Non-BBC-related programming distributed or produced by Time Life Television, including most of the Talent Associates library, would later be transferred to HBO; these programs today would be owned by HBO Entertainment and Warner Bros. Pictures Distribution, both units of Warner Bros. Discovery.

In 1973, Time-Life Television co-produced The Ascent of Man with the BBC. In 1980, this collaboration was repeated with The Shock of the New. Later in the 1980s, the two co-produced a number of Shakespeare productions.

In 1978, the company produced an adapted and expanded version of the popular People magazine on CBS for a few months.[12][13][14]


  1. ^ "Time Inc. sets up new film division" (PDF). Broadcasting. Broadcasting Publications, Inc. 29 September 1969. p. 32. Retrieved 19 May 2023 – via World Radio History.
  2. ^ "United States 1963-1969". Broadcasting. Broadcasting Publications, Inc. 29 September 1969. p. 32. Retrieved 19 May 2023 – via World Radio History.
  3. ^ "McGraw-Hill's $69 million purchase of five Time-Life TV stations is approved by FCC." Broadcasting, March 13, 1972, pg. 192. [1]
  4. ^ "Six stations being sold for nearly $15 million." Broadcasting - Telecasting, March 8, 1954, pp. 27-28. [2][3]
  5. ^ "Time Inc. gets Bitner properties, pays $15,750,000 for 3 TVs, 3 AMs." Broadcasting – Telecasting, December 24, 1956, pg. 7. [4][permanent dead link]
  6. ^ "Time Inc. buy gets green light." Broadcasting – Telecasting, April 22, 1957, pg. 56. [5][permanent dead link]
  7. ^ https://www.americanradiohistory.com/Archive-Station-Albums/Time-Life-Broadcast-32,000-Hours-a-Year.pdf[bare URL PDF]
  8. ^ "Transcontinent sale: last of its kind?" Broadcasting, February 24, 1964, pp. 27–28. [6][permanent dead link][7][permanent dead link]
  9. ^ "KOGO-AM-FM-TV to Time-Life."[permanent dead link] Broadcasting, December 4, 1961, pg. 5.
  10. ^ "FCC okays $13 million in sales."[permanent dead link] Broadcasting, March 26, 1962, pg. 140.
  11. ^ "New York Times" Time's Film Unit Sold to Columbia nytimes.com, Retrieved on August 14, 2013
  12. ^ Makisan, George (16 March 1978). "Phyllis being groomed for new 'People' series". New York Daily News. p. 433.
  13. ^ Shepard, Richard F. (3 May 1978). "CBS‐TV Adds 8, Drops". The New York Times.

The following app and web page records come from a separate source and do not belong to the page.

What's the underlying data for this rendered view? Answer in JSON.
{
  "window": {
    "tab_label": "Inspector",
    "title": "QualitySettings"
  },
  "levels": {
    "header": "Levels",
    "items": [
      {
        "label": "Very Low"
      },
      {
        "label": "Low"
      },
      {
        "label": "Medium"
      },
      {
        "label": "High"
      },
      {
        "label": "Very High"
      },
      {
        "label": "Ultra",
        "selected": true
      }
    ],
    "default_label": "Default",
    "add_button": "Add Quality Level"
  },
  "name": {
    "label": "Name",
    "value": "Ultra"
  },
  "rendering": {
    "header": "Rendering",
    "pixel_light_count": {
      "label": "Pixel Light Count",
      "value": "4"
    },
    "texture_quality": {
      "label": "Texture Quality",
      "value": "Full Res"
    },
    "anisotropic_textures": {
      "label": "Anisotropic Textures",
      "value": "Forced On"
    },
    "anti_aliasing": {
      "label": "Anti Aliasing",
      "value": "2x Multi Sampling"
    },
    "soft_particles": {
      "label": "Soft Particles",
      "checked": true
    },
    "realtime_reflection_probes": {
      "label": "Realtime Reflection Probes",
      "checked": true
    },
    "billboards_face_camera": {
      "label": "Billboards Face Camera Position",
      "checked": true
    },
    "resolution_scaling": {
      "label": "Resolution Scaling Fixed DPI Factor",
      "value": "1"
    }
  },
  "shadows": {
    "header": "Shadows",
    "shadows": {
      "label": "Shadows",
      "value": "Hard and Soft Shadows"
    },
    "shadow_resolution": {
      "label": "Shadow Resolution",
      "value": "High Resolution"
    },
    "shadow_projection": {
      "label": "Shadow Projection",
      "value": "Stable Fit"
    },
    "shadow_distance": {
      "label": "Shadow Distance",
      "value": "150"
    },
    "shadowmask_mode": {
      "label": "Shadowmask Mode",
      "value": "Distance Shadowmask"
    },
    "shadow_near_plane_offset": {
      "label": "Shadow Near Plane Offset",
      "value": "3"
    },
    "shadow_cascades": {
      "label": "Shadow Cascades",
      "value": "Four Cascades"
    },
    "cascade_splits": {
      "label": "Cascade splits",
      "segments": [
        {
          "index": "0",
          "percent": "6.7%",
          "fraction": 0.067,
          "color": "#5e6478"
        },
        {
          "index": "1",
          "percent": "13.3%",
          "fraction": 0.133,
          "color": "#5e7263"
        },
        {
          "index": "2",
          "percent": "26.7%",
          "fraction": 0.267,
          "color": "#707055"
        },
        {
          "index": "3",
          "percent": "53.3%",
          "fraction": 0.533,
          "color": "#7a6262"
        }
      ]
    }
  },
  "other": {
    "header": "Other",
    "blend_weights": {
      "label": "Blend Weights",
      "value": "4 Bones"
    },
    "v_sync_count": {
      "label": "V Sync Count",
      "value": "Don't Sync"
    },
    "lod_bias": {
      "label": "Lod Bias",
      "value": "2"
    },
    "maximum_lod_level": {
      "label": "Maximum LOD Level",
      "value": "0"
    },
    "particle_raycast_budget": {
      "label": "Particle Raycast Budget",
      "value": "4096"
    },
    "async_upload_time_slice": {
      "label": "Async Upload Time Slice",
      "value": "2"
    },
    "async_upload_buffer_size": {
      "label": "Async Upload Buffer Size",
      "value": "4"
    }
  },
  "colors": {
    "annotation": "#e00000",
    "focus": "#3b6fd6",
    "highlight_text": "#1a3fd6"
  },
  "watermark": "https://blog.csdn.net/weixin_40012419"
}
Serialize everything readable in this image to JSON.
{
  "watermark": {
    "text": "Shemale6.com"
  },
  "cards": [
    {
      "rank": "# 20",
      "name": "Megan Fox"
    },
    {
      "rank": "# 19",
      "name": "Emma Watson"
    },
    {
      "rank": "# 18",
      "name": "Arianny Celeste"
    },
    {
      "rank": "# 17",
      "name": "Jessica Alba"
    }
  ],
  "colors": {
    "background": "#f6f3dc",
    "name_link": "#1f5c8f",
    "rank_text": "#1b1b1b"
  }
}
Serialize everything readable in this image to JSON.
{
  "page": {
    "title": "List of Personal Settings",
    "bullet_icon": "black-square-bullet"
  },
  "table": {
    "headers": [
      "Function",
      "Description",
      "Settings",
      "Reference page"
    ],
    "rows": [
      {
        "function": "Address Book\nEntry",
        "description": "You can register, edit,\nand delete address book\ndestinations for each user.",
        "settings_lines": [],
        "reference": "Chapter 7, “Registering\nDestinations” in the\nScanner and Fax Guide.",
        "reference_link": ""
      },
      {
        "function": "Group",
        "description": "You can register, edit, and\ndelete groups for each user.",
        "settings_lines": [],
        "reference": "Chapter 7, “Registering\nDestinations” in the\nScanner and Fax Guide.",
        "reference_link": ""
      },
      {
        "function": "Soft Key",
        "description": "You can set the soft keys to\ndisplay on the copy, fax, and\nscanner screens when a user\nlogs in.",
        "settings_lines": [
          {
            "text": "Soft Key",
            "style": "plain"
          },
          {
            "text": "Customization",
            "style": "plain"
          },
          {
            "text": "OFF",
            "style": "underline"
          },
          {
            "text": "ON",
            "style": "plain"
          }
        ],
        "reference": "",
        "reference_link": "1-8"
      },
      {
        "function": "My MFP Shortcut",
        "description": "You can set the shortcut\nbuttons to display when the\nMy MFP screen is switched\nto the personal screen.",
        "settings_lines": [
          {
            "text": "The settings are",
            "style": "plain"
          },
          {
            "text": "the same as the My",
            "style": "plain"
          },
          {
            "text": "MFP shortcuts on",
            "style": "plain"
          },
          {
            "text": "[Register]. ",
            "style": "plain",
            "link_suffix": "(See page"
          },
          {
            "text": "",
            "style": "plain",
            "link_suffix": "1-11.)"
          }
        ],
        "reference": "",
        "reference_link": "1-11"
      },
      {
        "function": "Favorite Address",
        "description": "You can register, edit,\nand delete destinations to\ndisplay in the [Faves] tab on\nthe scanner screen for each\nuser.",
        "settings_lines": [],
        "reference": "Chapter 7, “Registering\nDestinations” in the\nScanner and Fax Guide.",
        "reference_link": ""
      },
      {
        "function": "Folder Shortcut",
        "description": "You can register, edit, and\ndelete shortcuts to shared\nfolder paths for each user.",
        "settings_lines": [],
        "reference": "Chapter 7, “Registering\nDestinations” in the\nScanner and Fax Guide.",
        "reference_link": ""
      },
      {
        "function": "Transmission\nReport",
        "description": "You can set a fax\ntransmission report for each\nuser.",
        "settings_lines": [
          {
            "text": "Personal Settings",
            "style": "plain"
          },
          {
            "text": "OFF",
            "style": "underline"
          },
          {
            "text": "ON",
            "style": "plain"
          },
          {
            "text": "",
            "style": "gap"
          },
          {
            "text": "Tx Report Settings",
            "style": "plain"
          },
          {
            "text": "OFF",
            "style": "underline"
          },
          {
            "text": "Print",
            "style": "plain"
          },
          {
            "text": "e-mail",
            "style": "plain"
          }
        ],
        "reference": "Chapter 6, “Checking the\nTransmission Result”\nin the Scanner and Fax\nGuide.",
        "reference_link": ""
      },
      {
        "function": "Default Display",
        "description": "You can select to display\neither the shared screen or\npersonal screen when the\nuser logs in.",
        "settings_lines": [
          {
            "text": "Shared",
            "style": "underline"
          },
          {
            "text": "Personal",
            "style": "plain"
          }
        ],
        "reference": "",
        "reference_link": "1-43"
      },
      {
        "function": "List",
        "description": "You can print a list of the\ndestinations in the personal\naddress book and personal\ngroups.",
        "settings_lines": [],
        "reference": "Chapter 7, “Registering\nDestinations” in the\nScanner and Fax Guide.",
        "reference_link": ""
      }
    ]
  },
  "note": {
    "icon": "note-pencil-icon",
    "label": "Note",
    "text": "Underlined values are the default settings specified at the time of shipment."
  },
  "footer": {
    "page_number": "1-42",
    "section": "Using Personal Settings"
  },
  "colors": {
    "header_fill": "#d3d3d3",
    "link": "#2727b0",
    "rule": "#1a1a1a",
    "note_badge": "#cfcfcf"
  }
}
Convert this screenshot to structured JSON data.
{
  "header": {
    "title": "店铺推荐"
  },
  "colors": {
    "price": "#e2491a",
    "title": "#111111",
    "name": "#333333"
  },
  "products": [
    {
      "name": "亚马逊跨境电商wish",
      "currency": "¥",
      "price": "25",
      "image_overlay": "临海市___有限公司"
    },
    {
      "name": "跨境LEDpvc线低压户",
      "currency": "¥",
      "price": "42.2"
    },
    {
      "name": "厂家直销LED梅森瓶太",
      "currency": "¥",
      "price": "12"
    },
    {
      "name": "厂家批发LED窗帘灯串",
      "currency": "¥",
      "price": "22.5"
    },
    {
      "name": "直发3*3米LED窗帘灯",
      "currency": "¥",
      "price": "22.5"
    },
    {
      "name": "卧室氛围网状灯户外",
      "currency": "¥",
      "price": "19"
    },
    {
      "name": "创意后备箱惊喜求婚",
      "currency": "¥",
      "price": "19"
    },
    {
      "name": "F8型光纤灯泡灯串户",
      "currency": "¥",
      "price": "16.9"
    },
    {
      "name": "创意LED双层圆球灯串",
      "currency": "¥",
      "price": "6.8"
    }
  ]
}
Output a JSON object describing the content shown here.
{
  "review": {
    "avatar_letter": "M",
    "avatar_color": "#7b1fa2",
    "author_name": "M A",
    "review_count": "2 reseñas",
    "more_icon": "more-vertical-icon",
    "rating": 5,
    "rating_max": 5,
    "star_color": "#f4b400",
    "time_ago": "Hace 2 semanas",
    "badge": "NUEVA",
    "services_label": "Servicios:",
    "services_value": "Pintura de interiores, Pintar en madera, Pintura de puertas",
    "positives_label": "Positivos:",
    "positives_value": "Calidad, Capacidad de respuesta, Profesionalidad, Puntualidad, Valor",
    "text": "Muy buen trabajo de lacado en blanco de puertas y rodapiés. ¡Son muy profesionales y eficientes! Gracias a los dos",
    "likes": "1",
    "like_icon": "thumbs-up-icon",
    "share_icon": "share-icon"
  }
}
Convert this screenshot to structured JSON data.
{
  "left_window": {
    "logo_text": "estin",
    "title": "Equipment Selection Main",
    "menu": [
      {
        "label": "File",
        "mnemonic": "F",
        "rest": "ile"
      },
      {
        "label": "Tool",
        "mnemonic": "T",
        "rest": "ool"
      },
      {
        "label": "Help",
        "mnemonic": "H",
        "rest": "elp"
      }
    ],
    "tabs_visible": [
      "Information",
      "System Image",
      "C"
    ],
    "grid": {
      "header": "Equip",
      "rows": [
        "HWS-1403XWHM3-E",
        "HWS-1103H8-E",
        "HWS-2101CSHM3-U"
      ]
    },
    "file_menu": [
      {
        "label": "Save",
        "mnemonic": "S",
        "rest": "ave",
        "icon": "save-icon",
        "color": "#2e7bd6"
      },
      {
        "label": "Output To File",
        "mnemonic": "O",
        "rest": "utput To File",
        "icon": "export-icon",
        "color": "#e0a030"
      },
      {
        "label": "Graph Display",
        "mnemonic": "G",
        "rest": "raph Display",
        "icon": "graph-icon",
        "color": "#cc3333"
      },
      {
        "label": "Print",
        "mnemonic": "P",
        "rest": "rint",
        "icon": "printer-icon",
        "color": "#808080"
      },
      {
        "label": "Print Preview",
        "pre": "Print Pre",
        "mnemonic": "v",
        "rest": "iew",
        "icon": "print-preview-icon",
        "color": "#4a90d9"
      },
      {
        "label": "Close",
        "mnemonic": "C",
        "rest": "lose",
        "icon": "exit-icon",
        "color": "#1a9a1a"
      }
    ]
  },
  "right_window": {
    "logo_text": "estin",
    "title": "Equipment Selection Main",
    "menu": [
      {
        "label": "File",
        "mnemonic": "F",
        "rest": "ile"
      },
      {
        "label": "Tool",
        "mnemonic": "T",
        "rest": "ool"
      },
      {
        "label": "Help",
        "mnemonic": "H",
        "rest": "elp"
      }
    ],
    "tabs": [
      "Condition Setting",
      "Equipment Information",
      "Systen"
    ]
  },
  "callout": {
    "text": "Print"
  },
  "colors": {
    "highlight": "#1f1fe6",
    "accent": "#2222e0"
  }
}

ISSN 0362-4331. Retrieved 14 September 2023.
  14. ^ Shepard, Richard F. (9 November 1978). "2 CBS‐TV Shows Are Off". The New York Times. ISSN 0362-4331. Retrieved 14 September 2023.